**RECORDS SHOWN**

══════════

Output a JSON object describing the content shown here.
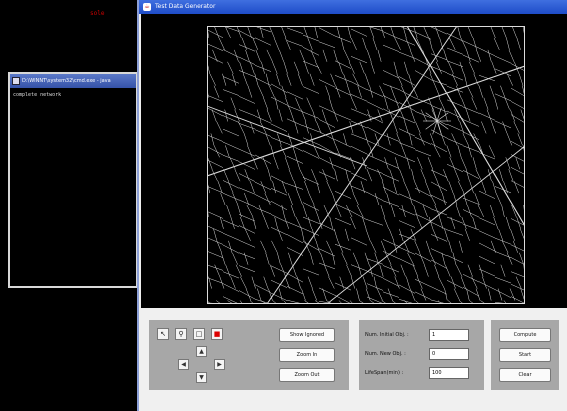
{
  "background_text": "sole",
  "console": {
    "title": "D:\\WINNT\\system32\\cmd.exe - java",
    "lines": [
      "complete network"
    ]
  },
  "window": {
    "title": "Test Data Generator"
  },
  "toolbar": {
    "tool_icons": [
      "pointer-icon",
      "magnifier-icon",
      "select-box-icon",
      "stop-icon"
    ],
    "pan_icons": [
      "arrow-up-icon",
      "arrow-left-icon",
      "arrow-right-icon",
      "arrow-down-icon"
    ]
  },
  "view": {
    "show_ignored_label": "Show Ignored",
    "zoom_in_label": "Zoom In",
    "zoom_out_label": "Zoom Out"
  },
  "params": {
    "init_obj_label": "Num. Initial Obj. :",
    "init_obj_value": "1",
    "new_obj_label": "Num. New Obj. :",
    "new_obj_value": "0",
    "lifespan_label": "LifeSpan(min) :",
    "lifespan_value": "100"
  },
  "actions": {
    "compute_label": "Compute",
    "start_label": "Start",
    "clear_label": "Clear"
  },
  "colors": {
    "titlebar": "#2454d0",
    "map_bg": "#000000",
    "road": "#dcdcdc",
    "group_panel": "#a7a7a7"
  }
}
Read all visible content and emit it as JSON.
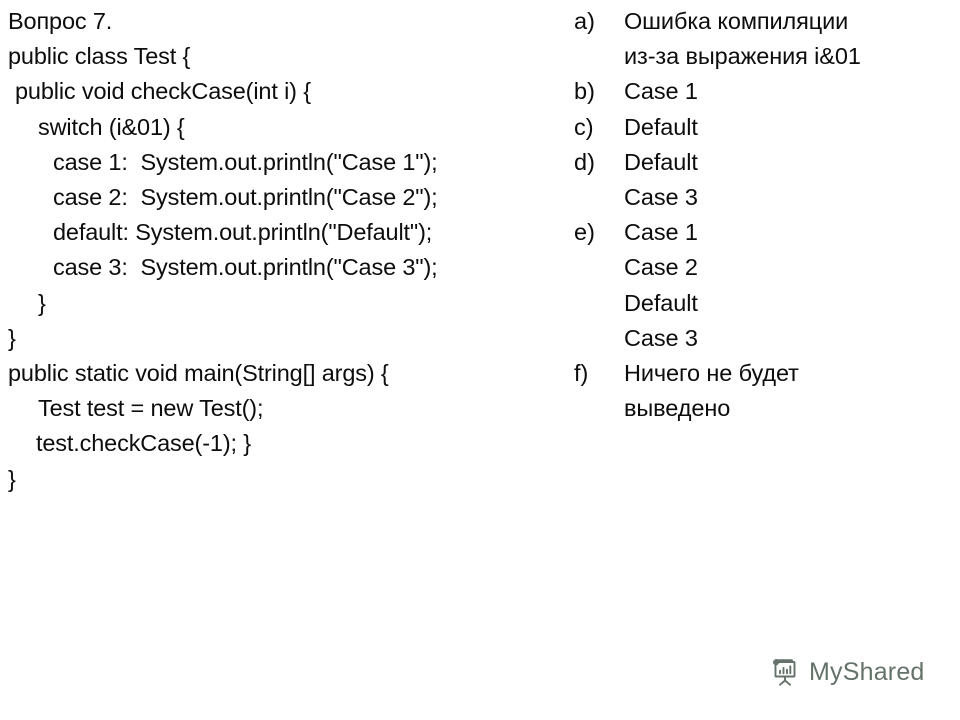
{
  "slide": {
    "background_color": "#ffffff",
    "text_color": "#0d0d0d"
  },
  "question": {
    "title": "Вопрос 7.",
    "code_lines": [
      {
        "text": "public class Test {",
        "indent": 0
      },
      {
        "text": "public void checkCase(int i) {",
        "indent": 1
      },
      {
        "text": "switch (i&01) {",
        "indent": 2
      },
      {
        "text": "case 1:  System.out.println(\"Case 1\");",
        "indent": 3
      },
      {
        "text": "case 2:  System.out.println(\"Case 2\");",
        "indent": 3
      },
      {
        "text": "default: System.out.println(\"Default\");",
        "indent": 3
      },
      {
        "text": "case 3:  System.out.println(\"Case 3\");",
        "indent": 3
      },
      {
        "text": "}",
        "indent": 2
      },
      {
        "text": "}",
        "indent": 0
      },
      {
        "text": "public static void main(String[] args) {",
        "indent": 0
      },
      {
        "text": "Test test = new Test();",
        "indent": 2
      },
      {
        "text": "test.checkCase(-1); }",
        "indent": 4
      },
      {
        "text": "}",
        "indent": 0
      }
    ]
  },
  "options": [
    {
      "marker": "a)",
      "lines": [
        "Ошибка компиляции",
        "из-за выражения i&01"
      ]
    },
    {
      "marker": "b)",
      "lines": [
        "Case 1"
      ]
    },
    {
      "marker": "c)",
      "lines": [
        "Default"
      ]
    },
    {
      "marker": "d)",
      "lines": [
        "Default",
        "Case 3"
      ]
    },
    {
      "marker": "e)",
      "lines": [
        "Case 1",
        "Case 2",
        "Default",
        "Case 3"
      ]
    },
    {
      "marker": "f)",
      "lines": [
        "Ничего не будет",
        "выведено"
      ]
    }
  ],
  "watermark": {
    "text": "MyShared",
    "icon": "presentation-easel-chart-icon",
    "color": "#4a5a4f"
  }
}
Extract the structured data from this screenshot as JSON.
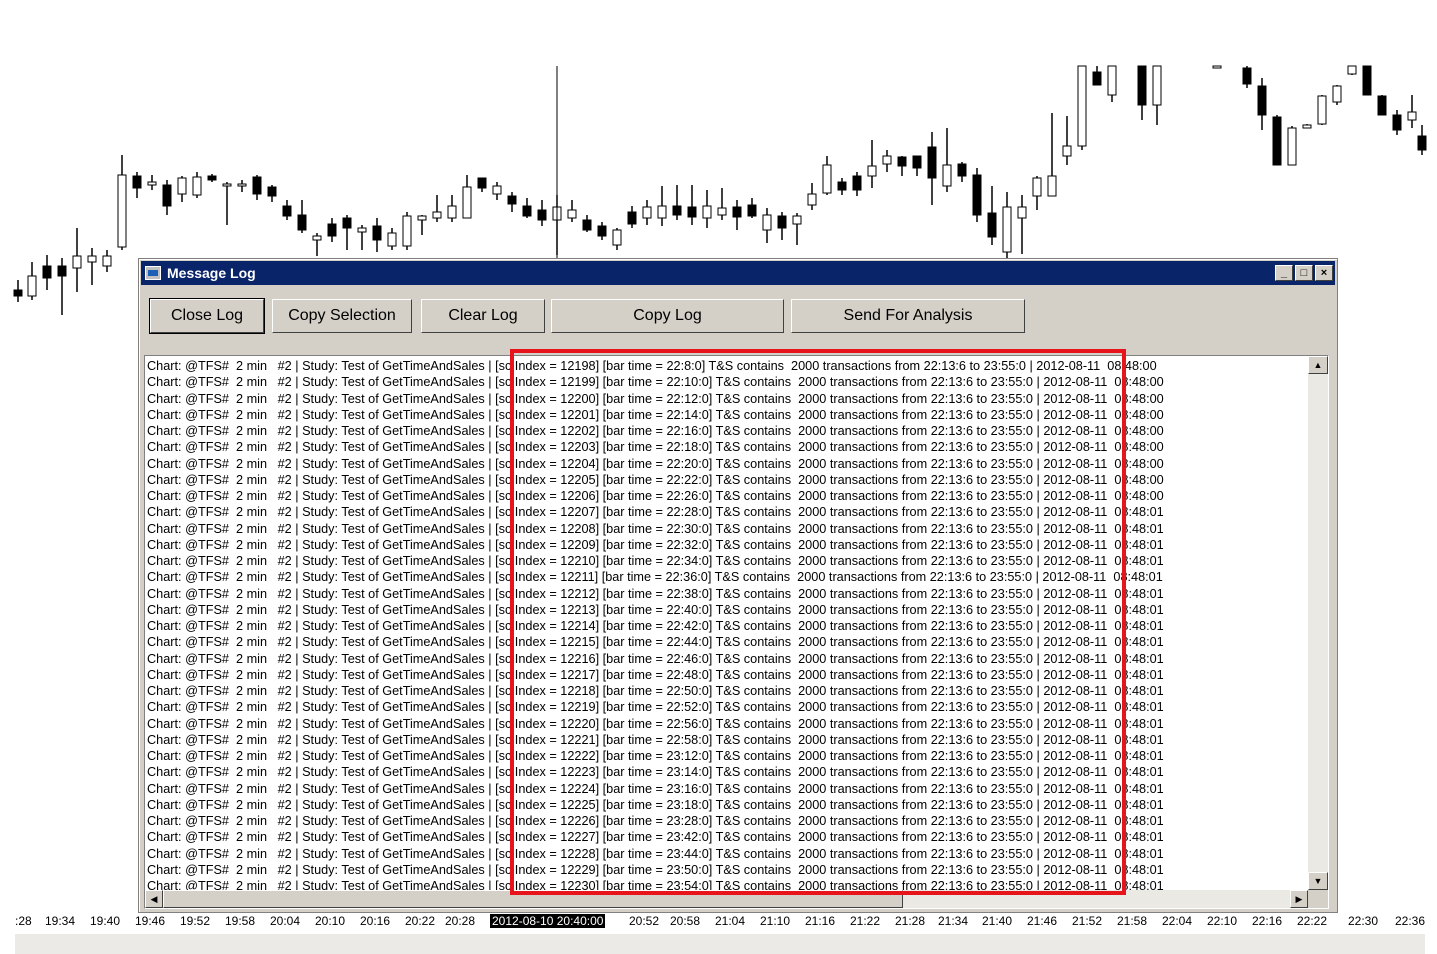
{
  "window": {
    "title": "Message Log",
    "minimize": "_",
    "maximize": "□",
    "close": "×"
  },
  "buttons": {
    "close_log": "Close Log",
    "copy_selection": "Copy Selection",
    "clear_log": "Clear Log",
    "copy_log": "Copy Log",
    "send_for_analysis": "Send For Analysis"
  },
  "scroll": {
    "up": "▲",
    "down": "▼",
    "left": "◀",
    "right": "▶"
  },
  "log": {
    "lines": [
      "Chart: @TFS#  2 min   #2 | Study: Test of GetTimeAndSales | [sc.Index = 12198] [bar time = 22:8:0] T&S contains  2000 transactions from 22:13:6 to 23:55:0 | 2012-08-11  08:48:00",
      "Chart: @TFS#  2 min   #2 | Study: Test of GetTimeAndSales | [sc.Index = 12199] [bar time = 22:10:0] T&S contains  2000 transactions from 22:13:6 to 23:55:0 | 2012-08-11  08:48:00",
      "Chart: @TFS#  2 min   #2 | Study: Test of GetTimeAndSales | [sc.Index = 12200] [bar time = 22:12:0] T&S contains  2000 transactions from 22:13:6 to 23:55:0 | 2012-08-11  08:48:00",
      "Chart: @TFS#  2 min   #2 | Study: Test of GetTimeAndSales | [sc.Index = 12201] [bar time = 22:14:0] T&S contains  2000 transactions from 22:13:6 to 23:55:0 | 2012-08-11  08:48:00",
      "Chart: @TFS#  2 min   #2 | Study: Test of GetTimeAndSales | [sc.Index = 12202] [bar time = 22:16:0] T&S contains  2000 transactions from 22:13:6 to 23:55:0 | 2012-08-11  08:48:00",
      "Chart: @TFS#  2 min   #2 | Study: Test of GetTimeAndSales | [sc.Index = 12203] [bar time = 22:18:0] T&S contains  2000 transactions from 22:13:6 to 23:55:0 | 2012-08-11  08:48:00",
      "Chart: @TFS#  2 min   #2 | Study: Test of GetTimeAndSales | [sc.Index = 12204] [bar time = 22:20:0] T&S contains  2000 transactions from 22:13:6 to 23:55:0 | 2012-08-11  08:48:00",
      "Chart: @TFS#  2 min   #2 | Study: Test of GetTimeAndSales | [sc.Index = 12205] [bar time = 22:22:0] T&S contains  2000 transactions from 22:13:6 to 23:55:0 | 2012-08-11  08:48:00",
      "Chart: @TFS#  2 min   #2 | Study: Test of GetTimeAndSales | [sc.Index = 12206] [bar time = 22:26:0] T&S contains  2000 transactions from 22:13:6 to 23:55:0 | 2012-08-11  08:48:00",
      "Chart: @TFS#  2 min   #2 | Study: Test of GetTimeAndSales | [sc.Index = 12207] [bar time = 22:28:0] T&S contains  2000 transactions from 22:13:6 to 23:55:0 | 2012-08-11  08:48:01",
      "Chart: @TFS#  2 min   #2 | Study: Test of GetTimeAndSales | [sc.Index = 12208] [bar time = 22:30:0] T&S contains  2000 transactions from 22:13:6 to 23:55:0 | 2012-08-11  08:48:01",
      "Chart: @TFS#  2 min   #2 | Study: Test of GetTimeAndSales | [sc.Index = 12209] [bar time = 22:32:0] T&S contains  2000 transactions from 22:13:6 to 23:55:0 | 2012-08-11  08:48:01",
      "Chart: @TFS#  2 min   #2 | Study: Test of GetTimeAndSales | [sc.Index = 12210] [bar time = 22:34:0] T&S contains  2000 transactions from 22:13:6 to 23:55:0 | 2012-08-11  08:48:01",
      "Chart: @TFS#  2 min   #2 | Study: Test of GetTimeAndSales | [sc.Index = 12211] [bar time = 22:36:0] T&S contains  2000 transactions from 22:13:6 to 23:55:0 | 2012-08-11  08:48:01",
      "Chart: @TFS#  2 min   #2 | Study: Test of GetTimeAndSales | [sc.Index = 12212] [bar time = 22:38:0] T&S contains  2000 transactions from 22:13:6 to 23:55:0 | 2012-08-11  08:48:01",
      "Chart: @TFS#  2 min   #2 | Study: Test of GetTimeAndSales | [sc.Index = 12213] [bar time = 22:40:0] T&S contains  2000 transactions from 22:13:6 to 23:55:0 | 2012-08-11  08:48:01",
      "Chart: @TFS#  2 min   #2 | Study: Test of GetTimeAndSales | [sc.Index = 12214] [bar time = 22:42:0] T&S contains  2000 transactions from 22:13:6 to 23:55:0 | 2012-08-11  08:48:01",
      "Chart: @TFS#  2 min   #2 | Study: Test of GetTimeAndSales | [sc.Index = 12215] [bar time = 22:44:0] T&S contains  2000 transactions from 22:13:6 to 23:55:0 | 2012-08-11  08:48:01",
      "Chart: @TFS#  2 min   #2 | Study: Test of GetTimeAndSales | [sc.Index = 12216] [bar time = 22:46:0] T&S contains  2000 transactions from 22:13:6 to 23:55:0 | 2012-08-11  08:48:01",
      "Chart: @TFS#  2 min   #2 | Study: Test of GetTimeAndSales | [sc.Index = 12217] [bar time = 22:48:0] T&S contains  2000 transactions from 22:13:6 to 23:55:0 | 2012-08-11  08:48:01",
      "Chart: @TFS#  2 min   #2 | Study: Test of GetTimeAndSales | [sc.Index = 12218] [bar time = 22:50:0] T&S contains  2000 transactions from 22:13:6 to 23:55:0 | 2012-08-11  08:48:01",
      "Chart: @TFS#  2 min   #2 | Study: Test of GetTimeAndSales | [sc.Index = 12219] [bar time = 22:52:0] T&S contains  2000 transactions from 22:13:6 to 23:55:0 | 2012-08-11  08:48:01",
      "Chart: @TFS#  2 min   #2 | Study: Test of GetTimeAndSales | [sc.Index = 12220] [bar time = 22:56:0] T&S contains  2000 transactions from 22:13:6 to 23:55:0 | 2012-08-11  08:48:01",
      "Chart: @TFS#  2 min   #2 | Study: Test of GetTimeAndSales | [sc.Index = 12221] [bar time = 22:58:0] T&S contains  2000 transactions from 22:13:6 to 23:55:0 | 2012-08-11  08:48:01",
      "Chart: @TFS#  2 min   #2 | Study: Test of GetTimeAndSales | [sc.Index = 12222] [bar time = 23:12:0] T&S contains  2000 transactions from 22:13:6 to 23:55:0 | 2012-08-11  08:48:01",
      "Chart: @TFS#  2 min   #2 | Study: Test of GetTimeAndSales | [sc.Index = 12223] [bar time = 23:14:0] T&S contains  2000 transactions from 22:13:6 to 23:55:0 | 2012-08-11  08:48:01",
      "Chart: @TFS#  2 min   #2 | Study: Test of GetTimeAndSales | [sc.Index = 12224] [bar time = 23:16:0] T&S contains  2000 transactions from 22:13:6 to 23:55:0 | 2012-08-11  08:48:01",
      "Chart: @TFS#  2 min   #2 | Study: Test of GetTimeAndSales | [sc.Index = 12225] [bar time = 23:18:0] T&S contains  2000 transactions from 22:13:6 to 23:55:0 | 2012-08-11  08:48:01",
      "Chart: @TFS#  2 min   #2 | Study: Test of GetTimeAndSales | [sc.Index = 12226] [bar time = 23:28:0] T&S contains  2000 transactions from 22:13:6 to 23:55:0 | 2012-08-11  08:48:01",
      "Chart: @TFS#  2 min   #2 | Study: Test of GetTimeAndSales | [sc.Index = 12227] [bar time = 23:42:0] T&S contains  2000 transactions from 22:13:6 to 23:55:0 | 2012-08-11  08:48:01",
      "Chart: @TFS#  2 min   #2 | Study: Test of GetTimeAndSales | [sc.Index = 12228] [bar time = 23:44:0] T&S contains  2000 transactions from 22:13:6 to 23:55:0 | 2012-08-11  08:48:01",
      "Chart: @TFS#  2 min   #2 | Study: Test of GetTimeAndSales | [sc.Index = 12229] [bar time = 23:50:0] T&S contains  2000 transactions from 22:13:6 to 23:55:0 | 2012-08-11  08:48:01",
      "Chart: @TFS#  2 min   #2 | Study: Test of GetTimeAndSales | [sc.Index = 12230] [bar time = 23:54:0] T&S contains  2000 transactions from 22:13:6 to 23:55:0 | 2012-08-11  08:48:01"
    ]
  },
  "time_axis": {
    "labels": [
      ":28",
      "19:34",
      "19:40",
      "19:46",
      "19:52",
      "19:58",
      "20:04",
      "20:10",
      "20:16",
      "20:22",
      "20:28",
      "2012-08-10  20:40:00",
      "20:52",
      "20:58",
      "21:04",
      "21:10",
      "21:16",
      "21:22",
      "21:28",
      "21:34",
      "21:40",
      "21:46",
      "21:52",
      "21:58",
      "22:04",
      "22:10",
      "22:16",
      "22:22",
      "22:30",
      "22:36"
    ],
    "highlighted": "2012-08-10  20:40:00"
  },
  "colors": {
    "title_bar": "#0a246a",
    "window_face": "#d4d0c8",
    "highlight_box": "#e8141b"
  }
}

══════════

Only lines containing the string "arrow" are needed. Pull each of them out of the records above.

      "arrow-up-icon",
      "arrow-left-icon",
      "arrow-right-icon",
      "arrow-down-icon"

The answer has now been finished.